[Data records for software interfaces]
--- START ---

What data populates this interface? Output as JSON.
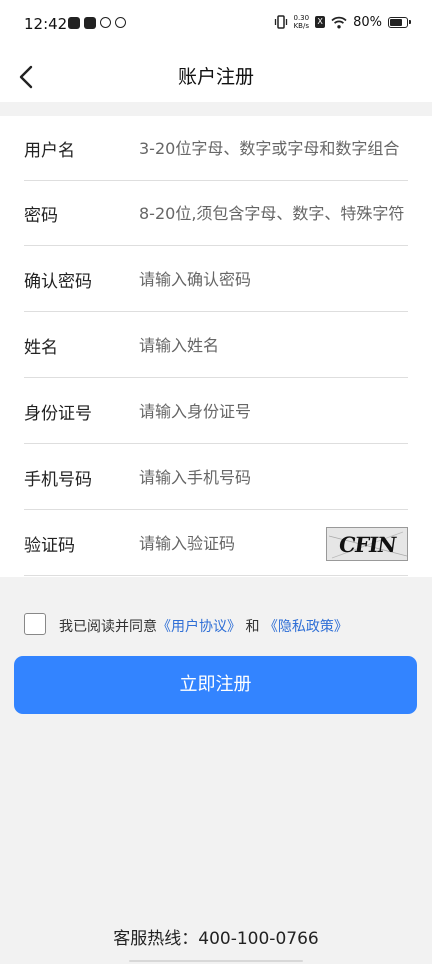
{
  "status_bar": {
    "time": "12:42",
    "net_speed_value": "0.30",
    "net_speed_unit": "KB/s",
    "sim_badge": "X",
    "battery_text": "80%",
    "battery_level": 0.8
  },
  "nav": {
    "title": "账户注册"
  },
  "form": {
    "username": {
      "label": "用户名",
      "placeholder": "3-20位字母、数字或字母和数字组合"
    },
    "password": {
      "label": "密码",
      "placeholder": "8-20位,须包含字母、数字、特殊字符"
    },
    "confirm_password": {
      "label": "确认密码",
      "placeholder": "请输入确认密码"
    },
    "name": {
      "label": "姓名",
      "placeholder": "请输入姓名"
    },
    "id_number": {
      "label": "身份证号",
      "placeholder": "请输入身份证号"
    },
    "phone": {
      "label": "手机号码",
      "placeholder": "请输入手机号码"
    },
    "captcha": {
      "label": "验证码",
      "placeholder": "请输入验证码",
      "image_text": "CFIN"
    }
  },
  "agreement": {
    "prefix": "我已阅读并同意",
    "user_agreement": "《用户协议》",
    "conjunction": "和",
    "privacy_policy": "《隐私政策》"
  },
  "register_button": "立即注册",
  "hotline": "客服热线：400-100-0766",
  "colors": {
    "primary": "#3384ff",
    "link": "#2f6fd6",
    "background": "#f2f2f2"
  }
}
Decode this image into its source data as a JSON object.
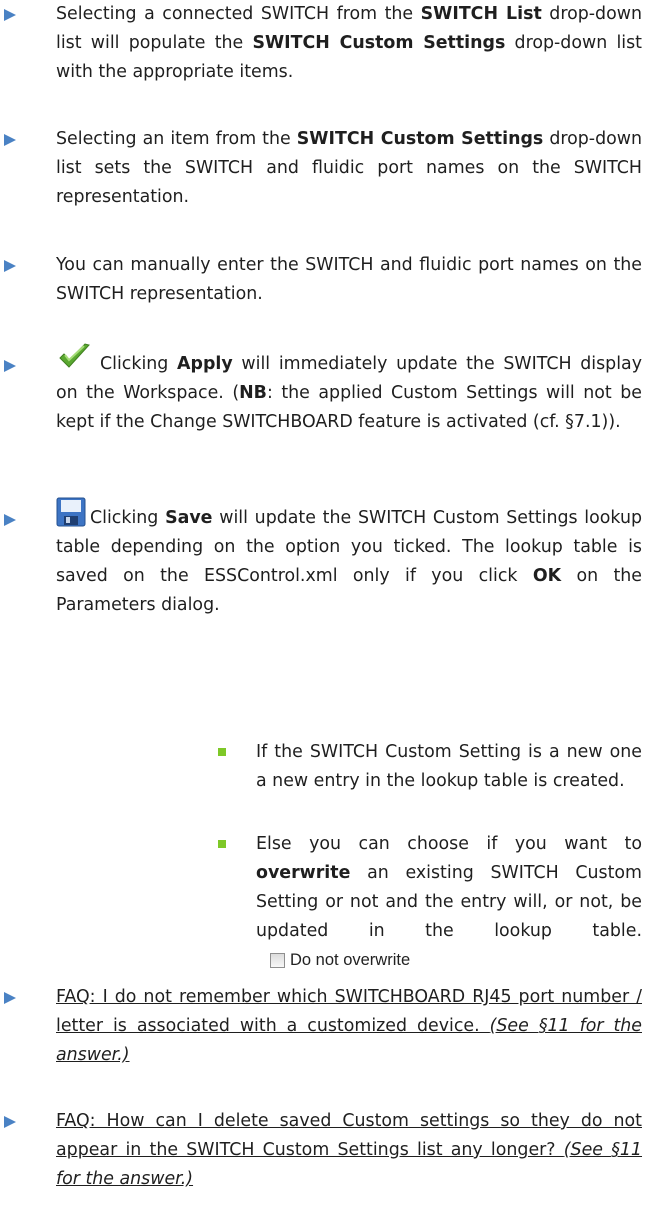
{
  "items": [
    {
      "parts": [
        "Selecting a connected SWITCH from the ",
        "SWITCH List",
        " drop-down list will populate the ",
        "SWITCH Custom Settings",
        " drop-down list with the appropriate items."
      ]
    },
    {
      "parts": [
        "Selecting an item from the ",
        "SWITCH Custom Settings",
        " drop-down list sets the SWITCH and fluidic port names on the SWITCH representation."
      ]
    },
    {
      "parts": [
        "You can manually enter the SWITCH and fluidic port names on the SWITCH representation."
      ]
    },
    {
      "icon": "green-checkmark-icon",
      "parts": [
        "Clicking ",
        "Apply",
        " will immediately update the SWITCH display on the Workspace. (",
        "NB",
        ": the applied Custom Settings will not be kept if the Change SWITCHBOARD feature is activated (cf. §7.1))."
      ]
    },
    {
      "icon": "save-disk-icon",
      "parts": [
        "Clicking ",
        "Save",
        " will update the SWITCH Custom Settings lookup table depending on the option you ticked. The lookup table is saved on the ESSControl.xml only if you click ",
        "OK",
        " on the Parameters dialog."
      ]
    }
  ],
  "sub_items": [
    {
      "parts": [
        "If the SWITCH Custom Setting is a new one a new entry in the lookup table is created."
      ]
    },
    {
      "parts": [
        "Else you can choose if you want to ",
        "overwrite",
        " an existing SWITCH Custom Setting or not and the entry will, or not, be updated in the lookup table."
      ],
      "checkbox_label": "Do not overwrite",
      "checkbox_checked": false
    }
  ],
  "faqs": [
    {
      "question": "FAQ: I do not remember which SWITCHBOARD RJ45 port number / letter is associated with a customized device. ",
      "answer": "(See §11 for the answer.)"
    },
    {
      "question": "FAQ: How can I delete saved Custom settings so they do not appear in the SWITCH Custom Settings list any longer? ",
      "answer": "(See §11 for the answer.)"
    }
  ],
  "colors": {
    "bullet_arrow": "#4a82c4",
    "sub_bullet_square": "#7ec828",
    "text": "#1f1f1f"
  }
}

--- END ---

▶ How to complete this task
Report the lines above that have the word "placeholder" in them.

▶ Exercise result
      "placeholder": "3-20位字母、数字或字母和数字组合"
      "placeholder": "8-20位,须包含字母、数字、特殊字符"
      "placeholder": "请输入确认密码"
      "placeholder": "请输入姓名"
      "placeholder": "请输入身份证号"
      "placeholder": "请输入手机号码"
      "placeholder": "请输入验证码",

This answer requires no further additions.